Baghdad Iraq's prime minister told The Associated Press on Friday that a U.S. Senate proposal to split the country into regions according to religious or ethnic divisions would be a "catastrophe."
The Kurds in three northern Iraqi provinces are running a virtually independent country within Iraq, while nominally maintaining relations with Baghdad. They support a formal division. But both Sunni and Shiite Muslims have reacted with extreme opposition to the U.S. Senate proposal.
The majority Shiites, who would retain control of major oil revenues under a division of the country, oppose the measure because if would diminish the territorial integrity of Iraq, which they now control. Sunnis would control an area with few if any oil resources. Kurds have major oil reserves in their territory.
The nonbinding Senate resolution calls for Iraq to be divided into federal regions under control of the three communities in a power-sharing agreement similar to the one that ended the 1990s war in Bosnia. Democrat presidential hopeful Sen. Joseph Biden was a prime sponsor of the measure.
"It is an Iraqi affair dealing with Iraqis," Prime Minister Nouri al-Maliki told AP on a return flight to Baghdad from New York where he appeared at the U.N. General Assembly. "Iraqis are eager for Iraq's unity. ... Dividing Iraq is a problem, and a decision like that would be a catastrophe."
The comments were al-Maliki's first since the measure passed the Senate on Wednesday.
Iraq's constitution lays down a federal system, allowing Shiites in the south, Kurds in the north and Sunnis in the center and west of the country to set up regions with considerable autonomous powers.

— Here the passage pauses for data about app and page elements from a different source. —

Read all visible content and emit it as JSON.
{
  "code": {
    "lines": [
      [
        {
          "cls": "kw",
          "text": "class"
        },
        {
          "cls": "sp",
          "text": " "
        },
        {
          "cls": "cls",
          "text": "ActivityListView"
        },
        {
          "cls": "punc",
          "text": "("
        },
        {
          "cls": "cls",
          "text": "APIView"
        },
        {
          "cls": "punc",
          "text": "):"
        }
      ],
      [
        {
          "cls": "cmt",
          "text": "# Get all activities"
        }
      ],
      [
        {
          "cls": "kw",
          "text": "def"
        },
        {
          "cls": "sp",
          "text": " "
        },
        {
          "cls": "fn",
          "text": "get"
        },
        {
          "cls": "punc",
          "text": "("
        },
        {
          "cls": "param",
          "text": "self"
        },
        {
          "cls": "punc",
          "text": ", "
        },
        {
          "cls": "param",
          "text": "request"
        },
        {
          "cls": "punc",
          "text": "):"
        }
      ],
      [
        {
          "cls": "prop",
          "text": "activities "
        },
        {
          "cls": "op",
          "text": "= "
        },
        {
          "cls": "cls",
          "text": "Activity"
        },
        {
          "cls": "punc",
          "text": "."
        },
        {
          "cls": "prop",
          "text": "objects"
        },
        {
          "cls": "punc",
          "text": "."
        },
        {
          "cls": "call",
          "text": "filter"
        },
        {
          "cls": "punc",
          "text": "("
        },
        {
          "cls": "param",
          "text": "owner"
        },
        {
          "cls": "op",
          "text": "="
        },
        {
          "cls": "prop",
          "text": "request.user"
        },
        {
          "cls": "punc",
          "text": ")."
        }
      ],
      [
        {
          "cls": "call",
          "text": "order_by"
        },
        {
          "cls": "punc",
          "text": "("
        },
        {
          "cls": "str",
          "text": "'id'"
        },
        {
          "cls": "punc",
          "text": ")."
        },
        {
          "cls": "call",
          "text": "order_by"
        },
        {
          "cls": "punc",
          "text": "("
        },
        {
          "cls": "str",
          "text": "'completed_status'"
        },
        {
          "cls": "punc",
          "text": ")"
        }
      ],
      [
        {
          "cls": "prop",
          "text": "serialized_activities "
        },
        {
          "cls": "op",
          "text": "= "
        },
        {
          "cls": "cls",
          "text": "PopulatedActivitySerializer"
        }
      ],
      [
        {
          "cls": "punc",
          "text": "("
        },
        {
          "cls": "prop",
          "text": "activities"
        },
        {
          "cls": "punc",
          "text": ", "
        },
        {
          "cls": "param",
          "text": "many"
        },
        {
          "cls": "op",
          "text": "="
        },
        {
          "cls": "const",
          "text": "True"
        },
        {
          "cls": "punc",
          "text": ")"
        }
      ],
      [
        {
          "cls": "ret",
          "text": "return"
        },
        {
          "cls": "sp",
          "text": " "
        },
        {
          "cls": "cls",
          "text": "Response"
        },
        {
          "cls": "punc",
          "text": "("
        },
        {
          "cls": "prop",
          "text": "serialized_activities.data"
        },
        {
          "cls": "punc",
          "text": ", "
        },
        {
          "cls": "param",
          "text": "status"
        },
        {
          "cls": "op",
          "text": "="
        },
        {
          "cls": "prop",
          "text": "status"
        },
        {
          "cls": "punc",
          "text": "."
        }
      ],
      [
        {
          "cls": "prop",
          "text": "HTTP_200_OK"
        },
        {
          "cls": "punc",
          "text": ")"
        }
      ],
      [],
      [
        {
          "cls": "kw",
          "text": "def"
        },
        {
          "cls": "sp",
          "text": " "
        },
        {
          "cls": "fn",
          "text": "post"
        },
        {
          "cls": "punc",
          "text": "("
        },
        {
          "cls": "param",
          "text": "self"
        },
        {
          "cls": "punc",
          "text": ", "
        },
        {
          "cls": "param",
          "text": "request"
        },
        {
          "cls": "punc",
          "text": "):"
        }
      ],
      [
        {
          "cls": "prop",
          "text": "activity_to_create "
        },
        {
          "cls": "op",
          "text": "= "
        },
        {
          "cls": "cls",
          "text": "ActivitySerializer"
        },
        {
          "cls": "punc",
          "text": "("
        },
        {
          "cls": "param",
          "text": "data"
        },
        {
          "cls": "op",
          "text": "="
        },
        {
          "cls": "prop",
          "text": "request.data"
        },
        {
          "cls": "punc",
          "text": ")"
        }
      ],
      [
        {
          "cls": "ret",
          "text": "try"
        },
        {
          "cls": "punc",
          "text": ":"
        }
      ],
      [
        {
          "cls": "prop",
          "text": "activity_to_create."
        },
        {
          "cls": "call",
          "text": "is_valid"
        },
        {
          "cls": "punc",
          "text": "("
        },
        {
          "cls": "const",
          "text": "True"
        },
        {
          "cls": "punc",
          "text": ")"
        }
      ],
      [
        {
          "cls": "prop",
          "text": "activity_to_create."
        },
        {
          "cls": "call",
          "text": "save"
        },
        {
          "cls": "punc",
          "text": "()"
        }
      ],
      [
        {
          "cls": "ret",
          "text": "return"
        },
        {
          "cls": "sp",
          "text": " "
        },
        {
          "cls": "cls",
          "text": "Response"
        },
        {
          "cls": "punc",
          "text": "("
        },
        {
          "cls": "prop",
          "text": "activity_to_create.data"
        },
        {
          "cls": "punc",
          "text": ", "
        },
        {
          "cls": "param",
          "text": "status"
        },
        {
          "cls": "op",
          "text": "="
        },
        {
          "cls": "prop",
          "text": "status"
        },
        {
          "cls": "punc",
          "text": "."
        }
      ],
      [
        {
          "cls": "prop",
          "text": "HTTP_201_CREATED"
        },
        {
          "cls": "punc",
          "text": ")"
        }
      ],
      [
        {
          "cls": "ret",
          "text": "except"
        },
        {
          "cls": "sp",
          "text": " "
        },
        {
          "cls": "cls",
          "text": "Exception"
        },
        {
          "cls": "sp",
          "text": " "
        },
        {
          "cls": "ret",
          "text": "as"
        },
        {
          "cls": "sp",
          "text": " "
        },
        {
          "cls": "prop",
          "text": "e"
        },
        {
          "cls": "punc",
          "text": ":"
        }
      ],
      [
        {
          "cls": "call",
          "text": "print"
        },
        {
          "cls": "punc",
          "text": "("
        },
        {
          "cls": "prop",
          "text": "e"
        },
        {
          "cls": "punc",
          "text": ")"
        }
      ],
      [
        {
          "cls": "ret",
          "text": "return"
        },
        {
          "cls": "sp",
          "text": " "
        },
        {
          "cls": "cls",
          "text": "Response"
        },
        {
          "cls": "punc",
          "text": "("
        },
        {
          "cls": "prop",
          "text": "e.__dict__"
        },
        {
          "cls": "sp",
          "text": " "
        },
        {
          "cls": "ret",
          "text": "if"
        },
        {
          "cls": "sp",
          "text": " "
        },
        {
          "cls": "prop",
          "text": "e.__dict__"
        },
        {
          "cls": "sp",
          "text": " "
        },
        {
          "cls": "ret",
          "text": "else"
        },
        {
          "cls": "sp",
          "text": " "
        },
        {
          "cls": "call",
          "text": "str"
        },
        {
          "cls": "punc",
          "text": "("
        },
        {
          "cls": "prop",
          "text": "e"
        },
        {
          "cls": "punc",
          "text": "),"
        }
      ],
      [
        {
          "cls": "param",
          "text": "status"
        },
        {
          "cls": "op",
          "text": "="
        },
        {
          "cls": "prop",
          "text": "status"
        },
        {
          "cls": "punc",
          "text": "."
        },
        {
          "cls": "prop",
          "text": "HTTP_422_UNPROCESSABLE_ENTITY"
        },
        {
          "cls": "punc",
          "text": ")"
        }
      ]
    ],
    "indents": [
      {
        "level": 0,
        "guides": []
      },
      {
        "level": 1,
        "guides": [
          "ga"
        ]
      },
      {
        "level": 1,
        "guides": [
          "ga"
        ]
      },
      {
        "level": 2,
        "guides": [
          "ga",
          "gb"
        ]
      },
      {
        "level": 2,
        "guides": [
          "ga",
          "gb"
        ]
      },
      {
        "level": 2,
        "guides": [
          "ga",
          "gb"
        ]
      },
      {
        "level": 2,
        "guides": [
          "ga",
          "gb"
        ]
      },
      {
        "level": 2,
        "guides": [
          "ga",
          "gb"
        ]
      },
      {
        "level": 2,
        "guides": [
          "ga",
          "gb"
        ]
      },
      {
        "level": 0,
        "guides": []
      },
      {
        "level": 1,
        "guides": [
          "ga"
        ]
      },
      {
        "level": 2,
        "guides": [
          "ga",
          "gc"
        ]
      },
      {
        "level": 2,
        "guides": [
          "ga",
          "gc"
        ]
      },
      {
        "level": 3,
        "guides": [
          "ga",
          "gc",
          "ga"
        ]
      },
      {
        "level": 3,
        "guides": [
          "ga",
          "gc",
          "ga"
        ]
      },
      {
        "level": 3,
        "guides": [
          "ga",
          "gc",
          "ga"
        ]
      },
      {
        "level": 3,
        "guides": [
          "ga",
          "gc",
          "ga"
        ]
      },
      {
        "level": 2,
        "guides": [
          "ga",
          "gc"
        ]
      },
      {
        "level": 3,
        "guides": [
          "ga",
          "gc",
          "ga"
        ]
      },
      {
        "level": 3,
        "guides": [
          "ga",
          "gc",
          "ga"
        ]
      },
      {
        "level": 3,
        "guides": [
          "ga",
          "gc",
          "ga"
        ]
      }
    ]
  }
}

Nevertheless, ethnic and sectarian turmoil have snarled hopes of negotiating such measures, especially given deep divisions on sharing the country's vast oil resources. Oil reserves and existing fields would fall mainly into the hands of Kurds and Shiites if such a division were to occur.
So far there has been no agreement on a broader sharing of those revenues, one of the several U.S.-mandated benchmarks the government has failed to push through parliament.
On Thursday, Iraqi Vice President Adel Abdul-Mahdi, a Shiite, said decisions about Iraq must remain in the hands of its citizens. And a spokesman for radical Shiite cleric Muqtada al-Sadr demanded the al-Maliki government reject the proposal.
"We demand the Iraqi government to stand against such a project and to condemn it officially," said Liwa Semeism, the al-Sadr spokesman. "Such a decision does not represent the aspirations of all Iraqi people and it is considered an interference in Iraq's internal affairs."